▶ _TRY IT_
Set the pictures aside and return each record below precisely as written.

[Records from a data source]
──────────
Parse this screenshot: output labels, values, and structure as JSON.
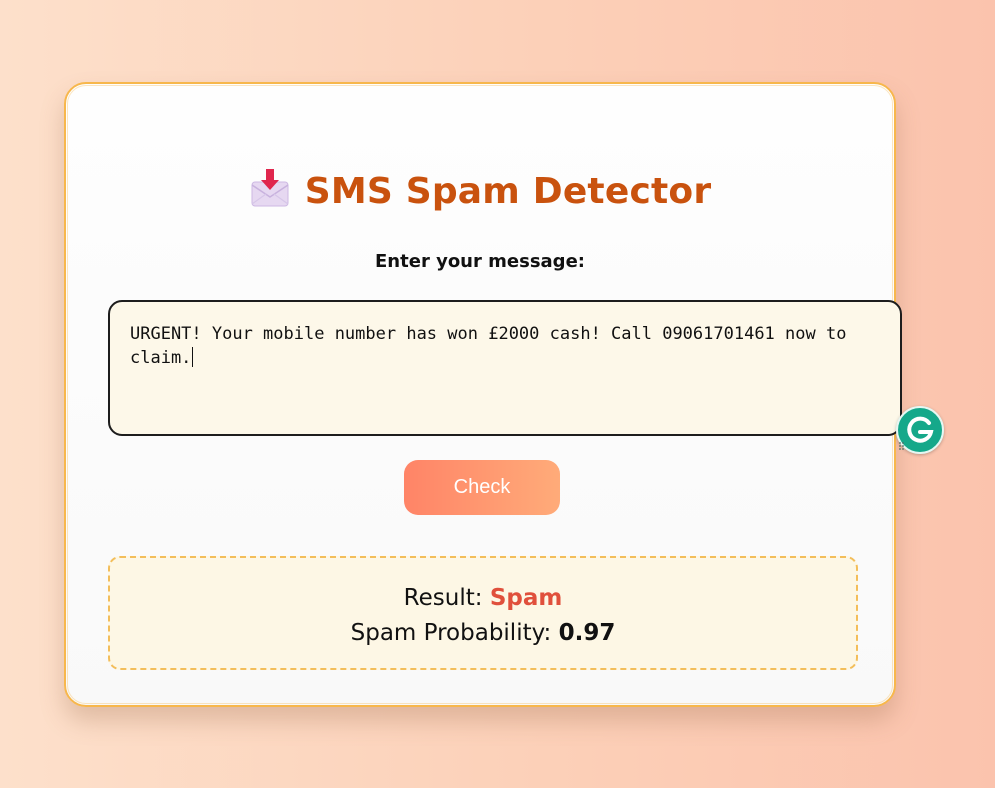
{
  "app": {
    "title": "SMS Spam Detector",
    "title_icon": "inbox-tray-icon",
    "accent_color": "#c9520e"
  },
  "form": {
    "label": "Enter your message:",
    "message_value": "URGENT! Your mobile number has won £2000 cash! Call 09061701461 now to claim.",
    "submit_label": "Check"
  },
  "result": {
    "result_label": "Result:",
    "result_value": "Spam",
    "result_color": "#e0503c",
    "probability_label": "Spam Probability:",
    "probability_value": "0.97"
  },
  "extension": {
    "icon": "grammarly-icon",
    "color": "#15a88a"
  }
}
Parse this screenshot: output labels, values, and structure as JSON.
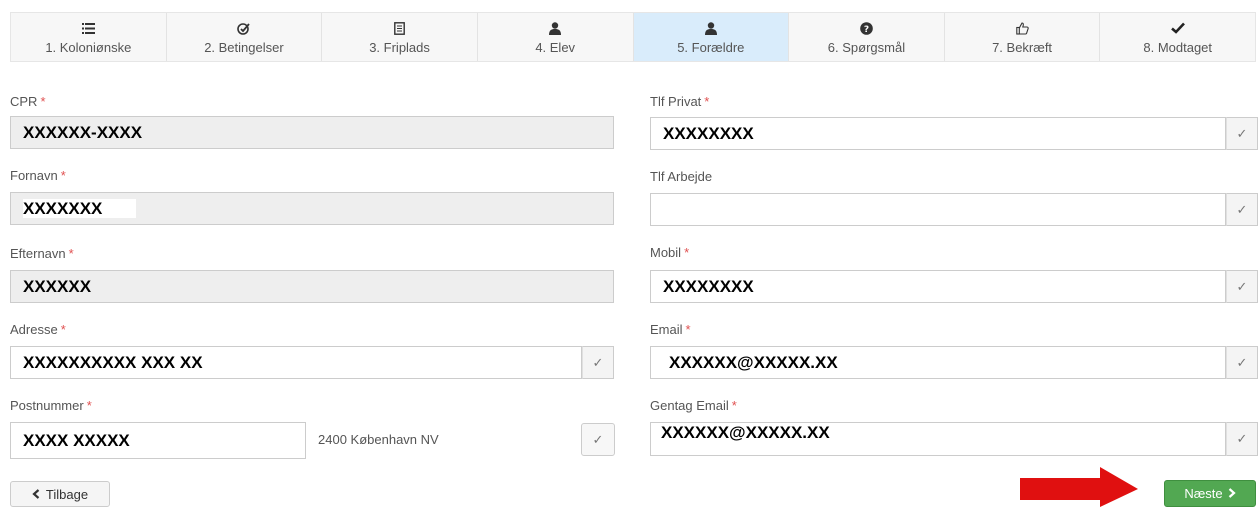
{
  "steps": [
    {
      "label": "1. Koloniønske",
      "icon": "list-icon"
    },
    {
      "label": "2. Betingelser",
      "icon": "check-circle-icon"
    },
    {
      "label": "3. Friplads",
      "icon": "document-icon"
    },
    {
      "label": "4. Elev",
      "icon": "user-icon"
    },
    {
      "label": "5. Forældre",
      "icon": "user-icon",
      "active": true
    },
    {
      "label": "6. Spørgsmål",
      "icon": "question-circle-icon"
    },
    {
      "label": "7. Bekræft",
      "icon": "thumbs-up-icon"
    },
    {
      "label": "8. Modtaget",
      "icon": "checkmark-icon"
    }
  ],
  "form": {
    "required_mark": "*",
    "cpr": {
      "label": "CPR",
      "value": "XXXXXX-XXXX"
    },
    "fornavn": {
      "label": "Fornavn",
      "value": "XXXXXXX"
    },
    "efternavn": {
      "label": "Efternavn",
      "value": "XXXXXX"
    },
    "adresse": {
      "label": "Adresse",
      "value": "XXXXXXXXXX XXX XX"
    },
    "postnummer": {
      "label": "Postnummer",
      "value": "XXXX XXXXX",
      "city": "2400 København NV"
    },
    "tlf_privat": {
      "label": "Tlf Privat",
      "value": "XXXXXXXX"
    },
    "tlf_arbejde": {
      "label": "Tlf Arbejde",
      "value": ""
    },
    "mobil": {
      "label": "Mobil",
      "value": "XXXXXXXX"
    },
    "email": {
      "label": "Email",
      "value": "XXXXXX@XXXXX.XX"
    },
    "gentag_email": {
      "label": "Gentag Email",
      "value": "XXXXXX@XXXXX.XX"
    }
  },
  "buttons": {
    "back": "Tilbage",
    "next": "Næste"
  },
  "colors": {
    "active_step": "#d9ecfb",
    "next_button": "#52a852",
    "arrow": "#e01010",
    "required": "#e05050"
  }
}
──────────
▶ _SOLUTION TO THE PROBLEM_
Parse this screenshot: output labels, values, and structure as JSON.
{
  "app": {
    "title": "SMS Spam Detector",
    "title_icon": "inbox-tray-icon",
    "accent_color": "#c9520e"
  },
  "form": {
    "label": "Enter your message:",
    "message_value": "URGENT! Your mobile number has won £2000 cash! Call 09061701461 now to claim.",
    "submit_label": "Check"
  },
  "result": {
    "result_label": "Result:",
    "result_value": "Spam",
    "result_color": "#e0503c",
    "probability_label": "Spam Probability:",
    "probability_value": "0.97"
  },
  "extension": {
    "icon": "grammarly-icon",
    "color": "#15a88a"
  }
}
Parse this screenshot: output labels, values, and structure as JSON.
{
  "steps": [
    {
      "label": "1. Koloniønske",
      "icon": "list-icon"
    },
    {
      "label": "2. Betingelser",
      "icon": "check-circle-icon"
    },
    {
      "label": "3. Friplads",
      "icon": "document-icon"
    },
    {
      "label": "4. Elev",
      "icon": "user-icon"
    },
    {
      "label": "5. Forældre",
      "icon": "user-icon",
      "active": true
    },
    {
      "label": "6. Spørgsmål",
      "icon": "question-circle-icon"
    },
    {
      "label": "7. Bekræft",
      "icon": "thumbs-up-icon"
    },
    {
      "label": "8. Modtaget",
      "icon": "checkmark-icon"
    }
  ],
  "form": {
    "required_mark": "*",
    "cpr": {
      "label": "CPR",
      "value": "XXXXXX-XXXX"
    },
    "fornavn": {
      "label": "Fornavn",
      "value": "XXXXXXX"
    },
    "efternavn": {
      "label": "Efternavn",
      "value": "XXXXXX"
    },
    "adresse": {
      "label": "Adresse",
      "value": "XXXXXXXXXX XXX XX"
    },
    "postnummer": {
      "label": "Postnummer",
      "value": "XXXX XXXXX",
      "city": "2400 København NV"
    },
    "tlf_privat": {
      "label": "Tlf Privat",
      "value": "XXXXXXXX"
    },
    "tlf_arbejde": {
      "label": "Tlf Arbejde",
      "value": ""
    },
    "mobil": {
      "label": "Mobil",
      "value": "XXXXXXXX"
    },
    "email": {
      "label": "Email",
      "value": "XXXXXX@XXXXX.XX"
    },
    "gentag_email": {
      "label": "Gentag Email",
      "value": "XXXXXX@XXXXX.XX"
    }
  },
  "buttons": {
    "back": "Tilbage",
    "next": "Næste"
  },
  "colors": {
    "active_step": "#d9ecfb",
    "next_button": "#52a852",
    "arrow": "#e01010",
    "required": "#e05050"
  }
}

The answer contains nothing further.